The highlight of the weekend was the Saturday night dinner and open mike that brought forth legendary tales of the road.
The Link, aka Dewey Robertson, said Akbar kept his traveling companions in stitches by inserting their names into prominent newspaper stories he read aloud.
"'In the White House today, the Senators Dewey Robertson and John Mantell' ... he'd put in certain names, and he would keep you laughing and he would keep you awake the whole distance." Robertson said.
Bundy lovingly recalled the since-destroyed Sportatorium as the "quintessential arena," even though it was dilapidated and beyond repair.
"You could see the holes in it - it was hotter than hell in the summer, and you'd freeze your butt off in the winter," he said.
"When I think back at the Sportatorium, of all the places I've wrestled - a lot nicer places, a lot bigger buildings - but the Sportatorium, as a place to start off ... it just didn't get any better than that."
And what Foley-Snow get-together would be complete without a display of good-natured one-upsmanship?
Said Foley as he approached the dais at the banquet: "I never thought I'd really see this today ... the same room together, the first time, I think ... Karl Kox and Al Snow. 'The Killer' and the ratings killer."
Foley complained about traveling with the likes of Snow and Bob Holly, who watched their diets religiously as athletes-in-training.

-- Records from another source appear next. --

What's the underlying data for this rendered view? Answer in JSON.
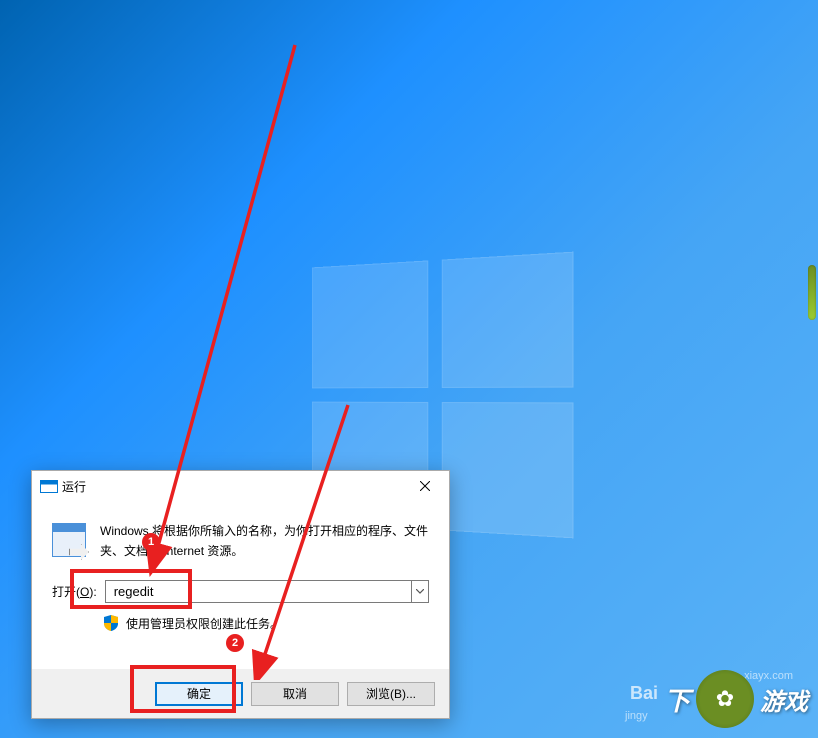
{
  "dialog": {
    "title": "运行",
    "description": "Windows 将根据你所输入的名称，为你打开相应的程序、文件夹、文档或 Internet 资源。",
    "input_label_prefix": "打开(",
    "input_label_underline": "O",
    "input_label_suffix": "):",
    "input_value": "regedit",
    "shield_text": "使用管理员权限创建此任务。",
    "buttons": {
      "ok": "确定",
      "cancel": "取消",
      "browse": "浏览(B)..."
    }
  },
  "annotations": {
    "badge_1": "1",
    "badge_2": "2"
  },
  "watermarks": {
    "xiayx": "xiayx.com",
    "baidu": "Bai",
    "jingy": "jingy",
    "game_text": "游戏",
    "site_name": "下"
  }
}
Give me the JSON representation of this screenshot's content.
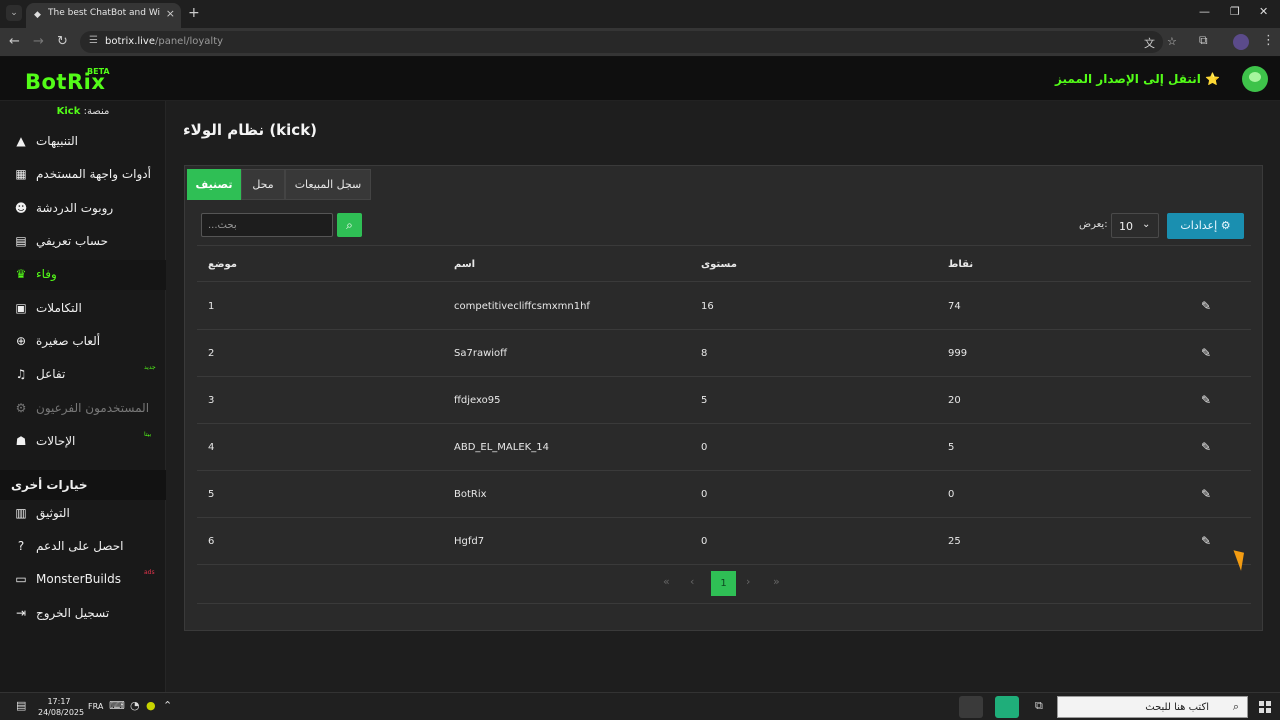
{
  "browser": {
    "tab_title": "The best ChatBot and Widgets",
    "url_host": "botrix.live",
    "url_path": "/panel/loyalty"
  },
  "header": {
    "logo": "BotRix",
    "logo_badge": "BETA",
    "premium_link": "انتقل إلى الإصدار المميز"
  },
  "sidebar": {
    "platform_label": "منصة:",
    "platform_name": "Kick",
    "items": [
      {
        "label": "التنبيهات",
        "icon": "warning-icon",
        "glyph": "▲"
      },
      {
        "label": "أدوات واجهة المستخدم",
        "icon": "widgets-icon",
        "glyph": "▦"
      },
      {
        "label": "روبوت الدردشة",
        "icon": "robot-icon",
        "glyph": "☻"
      },
      {
        "label": "حساب تعريفي",
        "icon": "id-card-icon",
        "glyph": "▤"
      },
      {
        "label": "وفاء",
        "icon": "trophy-icon",
        "glyph": "♛"
      },
      {
        "label": "التكاملات",
        "icon": "integration-icon",
        "glyph": "▣"
      },
      {
        "label": "ألعاب صغيرة",
        "icon": "gamepad-icon",
        "glyph": "⊕"
      },
      {
        "label": "تفاعل",
        "icon": "music-icon",
        "glyph": "♫",
        "badge": "جديد"
      },
      {
        "label": "المستخدمون الفرعيون",
        "icon": "users-cog-icon",
        "glyph": "⚙"
      },
      {
        "label": "الإحالات",
        "icon": "user-group-icon",
        "glyph": "☗",
        "badge": "بيتا"
      }
    ],
    "other_title": "خيارات أخرى",
    "other_items": [
      {
        "label": "التوثيق",
        "icon": "book-icon",
        "glyph": "▥"
      },
      {
        "label": "احصل على الدعم",
        "icon": "question-icon",
        "glyph": "?"
      },
      {
        "label": "MonsterBuilds",
        "icon": "laptop-icon",
        "glyph": "▭",
        "badge": "ads"
      },
      {
        "label": "تسجيل الخروج",
        "icon": "logout-icon",
        "glyph": "⇥"
      }
    ]
  },
  "main": {
    "title": "نظام الولاء (kick)",
    "tabs": [
      "تصنيف",
      "محل",
      "سجل المبيعات"
    ],
    "search_placeholder": "...بحث",
    "show_label": "يعرض:",
    "show_value": "10",
    "settings_label": "إعدادات",
    "columns": [
      "موضع",
      "اسم",
      "مستوى",
      "نقاط"
    ],
    "rows": [
      {
        "position": "1",
        "name": "competitivecliffcsmxmn1hf",
        "level": "16",
        "points": "74"
      },
      {
        "position": "2",
        "name": "Sa7rawioff",
        "level": "8",
        "points": "999"
      },
      {
        "position": "3",
        "name": "ffdjexo95",
        "level": "5",
        "points": "20"
      },
      {
        "position": "4",
        "name": "ABD_EL_MALEK_14",
        "level": "0",
        "points": "5"
      },
      {
        "position": "5",
        "name": "BotRix",
        "level": "0",
        "points": "0"
      },
      {
        "position": "6",
        "name": "Hgfd7",
        "level": "0",
        "points": "25"
      }
    ],
    "pagination": {
      "first": "«",
      "prev": "‹",
      "current": "1",
      "next": "›",
      "last": "»"
    }
  },
  "taskbar": {
    "time": "17:17",
    "date": "24/08/2025",
    "lang": "FRA",
    "search_placeholder": "اكتب هنا للبحث"
  },
  "colors": {
    "accent_green": "#53fc18",
    "button_green": "#2fbf55",
    "settings_blue": "#1a8fb0"
  }
}
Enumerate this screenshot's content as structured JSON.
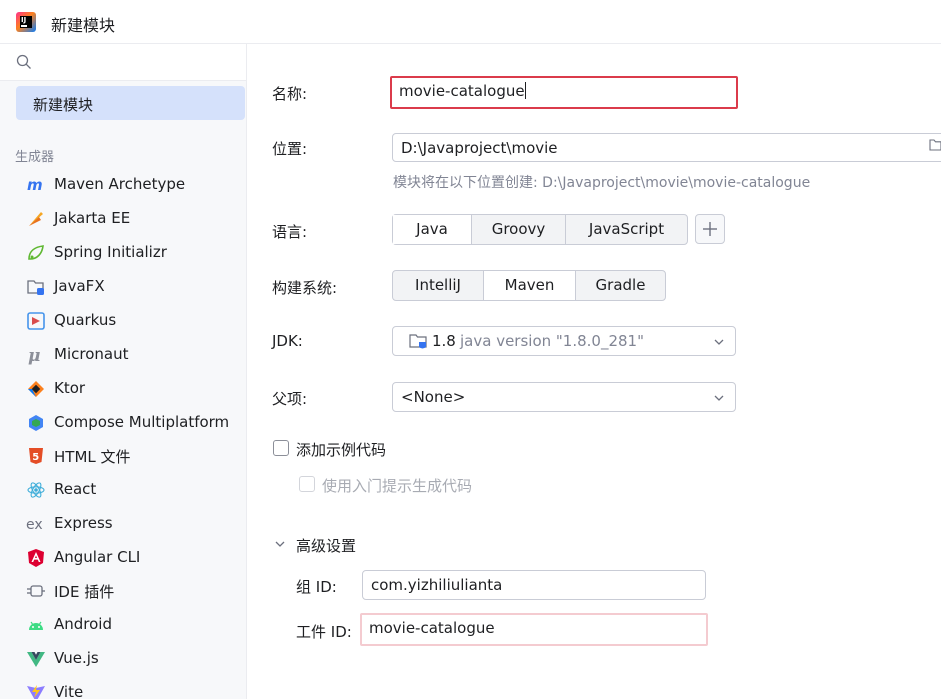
{
  "window": {
    "title": "新建模块"
  },
  "sidebar": {
    "search_placeholder": "",
    "selected_item": "新建模块",
    "section_label": "生成器",
    "generators": [
      {
        "label": "Maven Archetype",
        "icon": "maven-icon"
      },
      {
        "label": "Jakarta EE",
        "icon": "jakarta-ee-icon"
      },
      {
        "label": "Spring Initializr",
        "icon": "spring-icon"
      },
      {
        "label": "JavaFX",
        "icon": "javafx-icon"
      },
      {
        "label": "Quarkus",
        "icon": "quarkus-icon"
      },
      {
        "label": "Micronaut",
        "icon": "micronaut-icon"
      },
      {
        "label": "Ktor",
        "icon": "ktor-icon"
      },
      {
        "label": "Compose Multiplatform",
        "icon": "compose-icon"
      },
      {
        "label": "HTML 文件",
        "icon": "html5-icon"
      },
      {
        "label": "React",
        "icon": "react-icon"
      },
      {
        "label": "Express",
        "icon": "express-icon"
      },
      {
        "label": "Angular CLI",
        "icon": "angular-icon"
      },
      {
        "label": "IDE 插件",
        "icon": "plugin-icon"
      },
      {
        "label": "Android",
        "icon": "android-icon"
      },
      {
        "label": "Vue.js",
        "icon": "vue-icon"
      },
      {
        "label": "Vite",
        "icon": "vite-icon"
      }
    ]
  },
  "form": {
    "name": {
      "label": "名称:",
      "value": "movie-catalogue"
    },
    "location": {
      "label": "位置:",
      "value": "D:\\Javaproject\\movie",
      "hint": "模块将在以下位置创建: D:\\Javaproject\\movie\\movie-catalogue"
    },
    "language": {
      "label": "语言:",
      "options": [
        "Java",
        "Groovy",
        "JavaScript"
      ],
      "selected": "Java"
    },
    "build_system": {
      "label": "构建系统:",
      "options": [
        "IntelliJ",
        "Maven",
        "Gradle"
      ],
      "selected": "Maven"
    },
    "jdk": {
      "label": "JDK:",
      "version": "1.8",
      "detail": "java version \"1.8.0_281\""
    },
    "parent": {
      "label": "父项:",
      "value": "<None>"
    },
    "add_sample_code": {
      "label": "添加示例代码",
      "checked": false
    },
    "onboarding_tips": {
      "label": "使用入门提示生成代码",
      "checked": false,
      "disabled": true
    },
    "advanced": {
      "label": "高级设置",
      "group_id": {
        "label": "组 ID:",
        "value": "com.yizhiliulianta"
      },
      "artifact_id": {
        "label": "工件 ID:",
        "value": "movie-catalogue"
      }
    }
  },
  "colors": {
    "accent": "#3574f0",
    "selection": "#d5e1fb",
    "error_border": "#db3b4b"
  }
}
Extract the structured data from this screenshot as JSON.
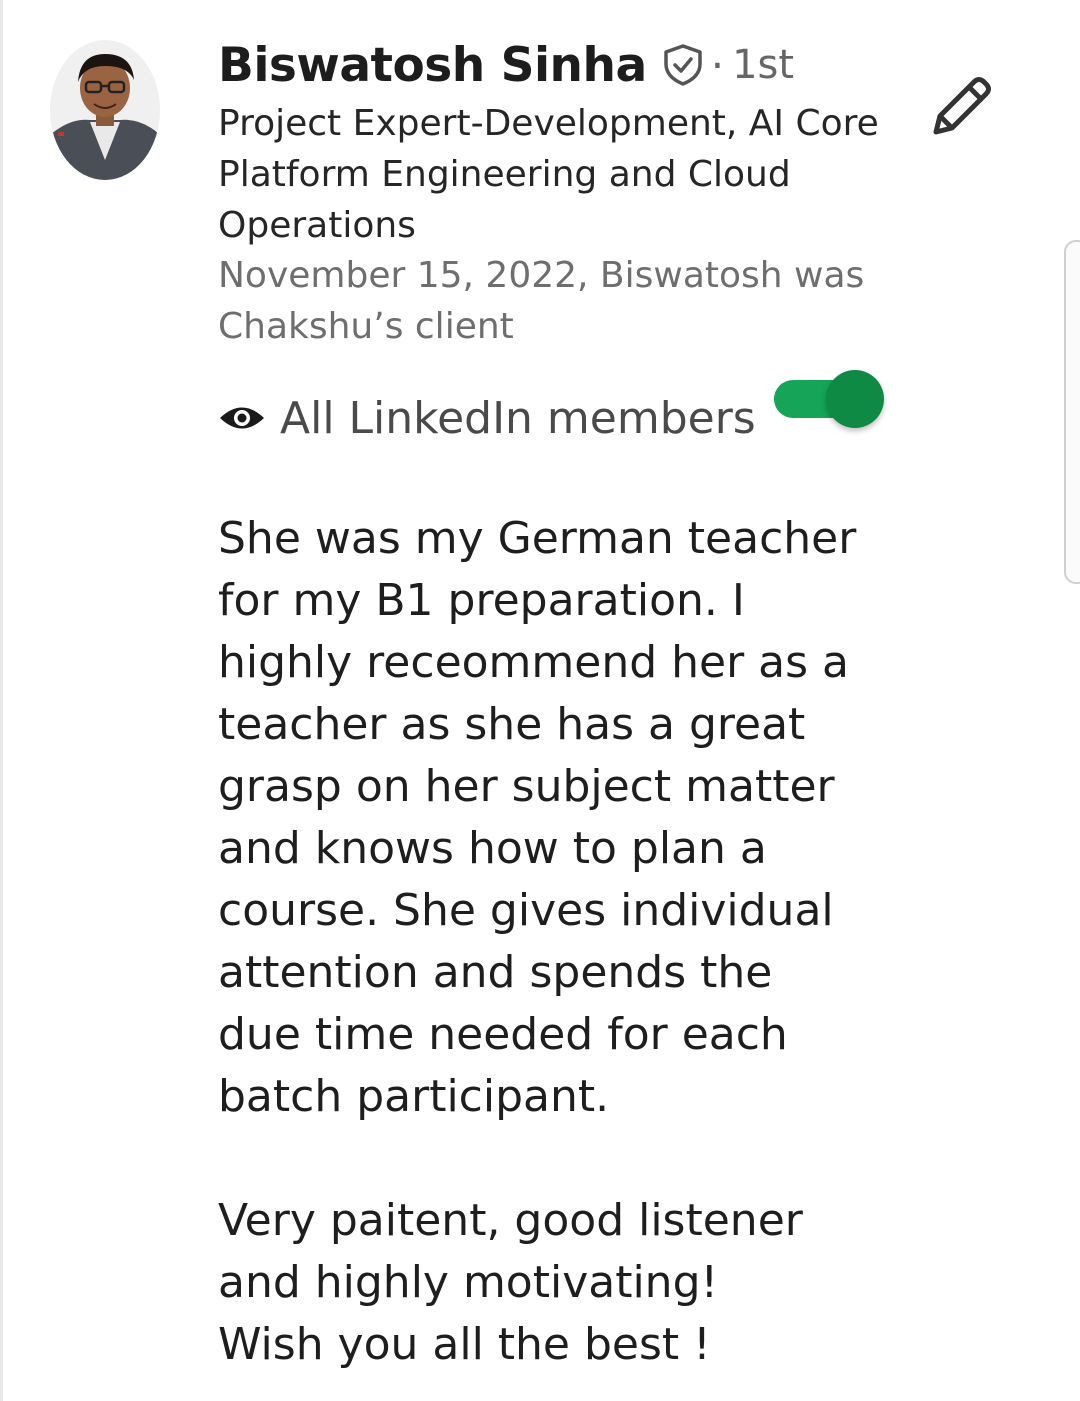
{
  "recommender": {
    "name": "Biswatosh Sinha",
    "verified_icon": "verified-shield-icon",
    "separator": "·",
    "connection_degree": "1st",
    "headline": "Project Expert-Development, AI Core Platform Engineering and Cloud Operations",
    "meta": "November 15, 2022, Biswatosh was Chakshu’s client"
  },
  "actions": {
    "edit_icon": "pencil-icon"
  },
  "visibility": {
    "icon": "eye-icon",
    "label": "All LinkedIn members",
    "toggle_on": true,
    "toggle_color": "#15a458"
  },
  "recommendation": {
    "paragraph_1": "She was my German teacher for my B1 preparation. I highly receommend her as a teacher as she has a great grasp on her subject matter and knows how to plan a course. She gives individual attention and spends the due time needed for each batch participant.",
    "paragraph_2": "Very paitent, good listener\nand highly motivating!\nWish you all the best !"
  }
}
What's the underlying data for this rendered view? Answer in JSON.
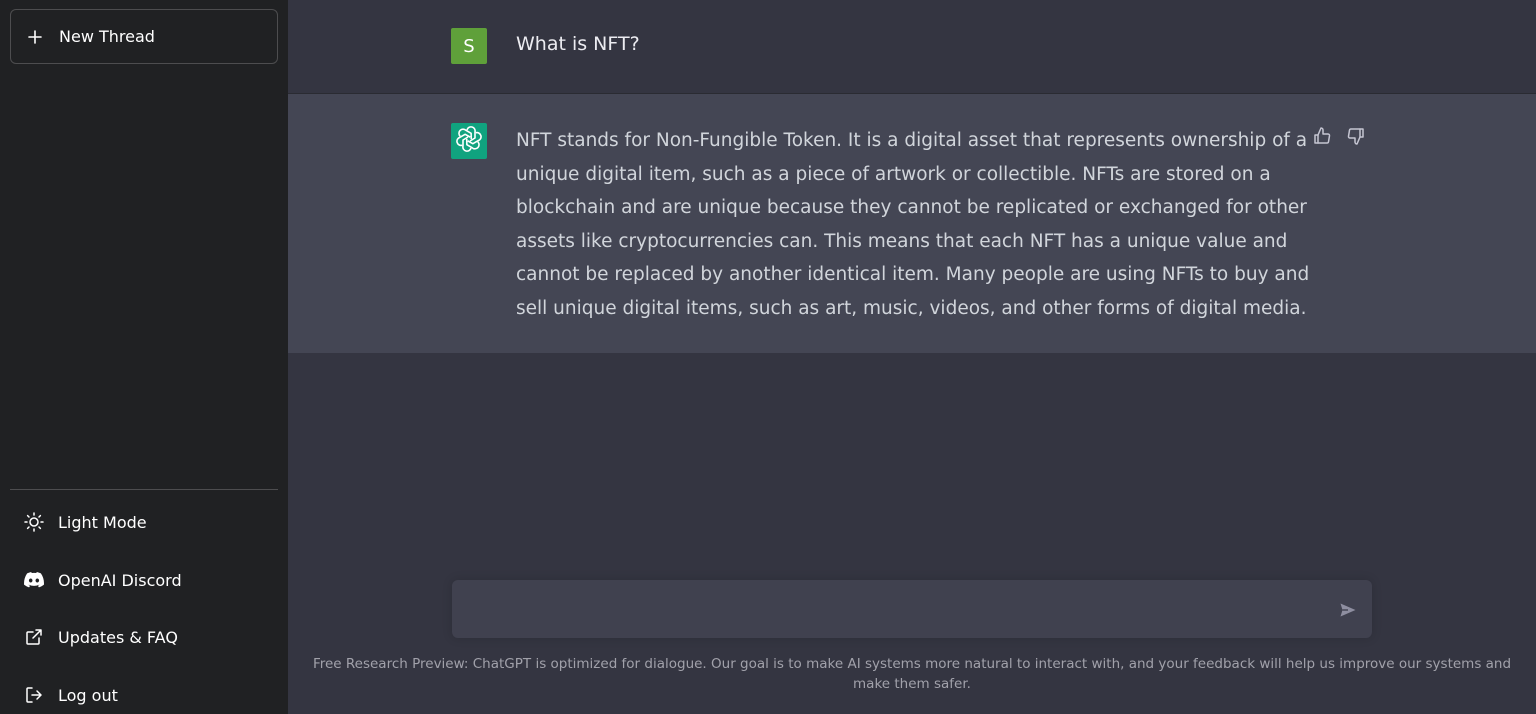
{
  "sidebar": {
    "new_thread_label": "New Thread",
    "menu": {
      "light_mode": "Light Mode",
      "discord": "OpenAI Discord",
      "updates": "Updates & FAQ",
      "logout": "Log out"
    }
  },
  "conversation": {
    "user": {
      "avatar_initial": "S",
      "avatar_color": "#5fa03a",
      "text": "What is NFT?"
    },
    "assistant": {
      "avatar_color": "#10a37f",
      "text": "NFT stands for Non-Fungible Token. It is a digital asset that represents ownership of a unique digital item, such as a piece of artwork or collectible. NFTs are stored on a blockchain and are unique because they cannot be replicated or exchanged for other assets like cryptocurrencies can. This means that each NFT has a unique value and cannot be replaced by another identical item. Many people are using NFTs to buy and sell unique digital items, such as art, music, videos, and other forms of digital media."
    }
  },
  "input": {
    "value": "",
    "placeholder": ""
  },
  "footer": {
    "note": "Free Research Preview: ChatGPT is optimized for dialogue. Our goal is to make AI systems more natural to interact with, and your feedback will help us improve our systems and make them safer."
  },
  "colors": {
    "sidebar_bg": "#202123",
    "main_bg": "#343541",
    "assistant_bg": "#444654",
    "input_bg": "#40414f"
  },
  "icons": [
    "plus-icon",
    "sun-icon",
    "discord-icon",
    "external-link-icon",
    "logout-icon",
    "openai-logo-icon",
    "thumbs-up-icon",
    "thumbs-down-icon",
    "send-icon"
  ]
}
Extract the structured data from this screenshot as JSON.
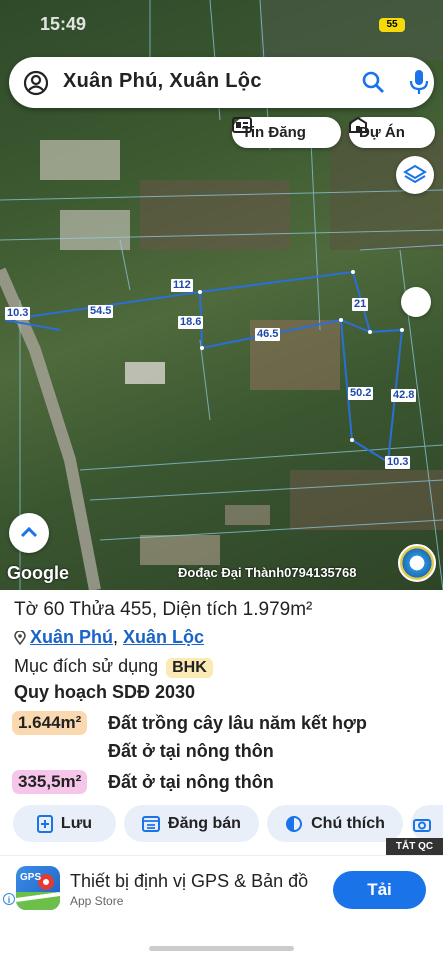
{
  "status": {
    "time": "15:49",
    "battery": "55"
  },
  "search": {
    "query": "Xuân Phú, Xuân Lộc"
  },
  "chips": {
    "tin_dang": "Tin Đăng",
    "du_an": "Dự Án"
  },
  "map": {
    "labels": [
      "10.3",
      "54.5",
      "112",
      "18.6",
      "46.5",
      "21",
      "50.2",
      "42.8",
      "10.3"
    ],
    "google": "Google",
    "credit": "Đođạc Đại Thành0794135768"
  },
  "parcel": {
    "title": "Tờ 60 Thửa 455, Diện tích 1.979m²",
    "commune": "Xuân Phú",
    "separator": ",",
    "district": "Xuân Lộc",
    "purpose_label": "Mục đích sử dụng",
    "purpose_code": "BHK",
    "plan_title": "Quy hoạch SDĐ 2030",
    "zones": [
      {
        "area": "1.644m²",
        "desc1": "Đất trồng cây lâu năm kết hợp",
        "desc2": "Đất ở tại nông thôn",
        "color": "#fbd9b0"
      },
      {
        "area": "335,5m²",
        "desc1": "Đất ở tại nông thôn",
        "color": "#f6c6ea"
      }
    ]
  },
  "actions": {
    "save": "Lưu",
    "post": "Đăng bán",
    "legend": "Chú thích"
  },
  "ad": {
    "close": "TẮT QC",
    "title": "Thiết bị định vị GPS & Bản đồ",
    "store": "App Store",
    "install": "Tải",
    "icon_text": "GPS",
    "info": "i"
  },
  "colors": {
    "accent": "#1a73e8",
    "link": "#1a63c9",
    "parcel_line": "#2a6fd6",
    "button_bg": "#e8eff8"
  }
}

They wanted to eat the same thing every day, no matter what state we were in," he mused. "When I was in Louisiana, I wanted to eat Cajun food. When I was in Texas, I wanted to eat barbecue."
Snow quickly interrupted: "That's not true. Wherever we went, you always wanted to eat the same - free!"
This time, Foley acquiesced to his long-time foil. "You made a valid point there. Score one for Al," he said.
The sparring continued into Sunday, when the Link, in full gear, spotted Brooks, now a wrestling trainer in his native Texas, and took off after his old nemesis. Toting chair and chain, they renewed hostilities for a minute, much to the glee of onlookers.
"I didn't come here to wrestle on a Sunday morning," Brooks announced with mock indignation. "I'm not going to be jumped from behind. Do it to my face!"
Fan attendance was strong - several attendees said it was at least double that of the inaugural Wrestlecon last fall - and Britton said he plans to continue to stage wrestling festivals.
"There's a lot of interest, not just from the fans, but from the wrestlers," he said.
Steven Johnson is a writer in Virginia. He can be reached at email@example.com.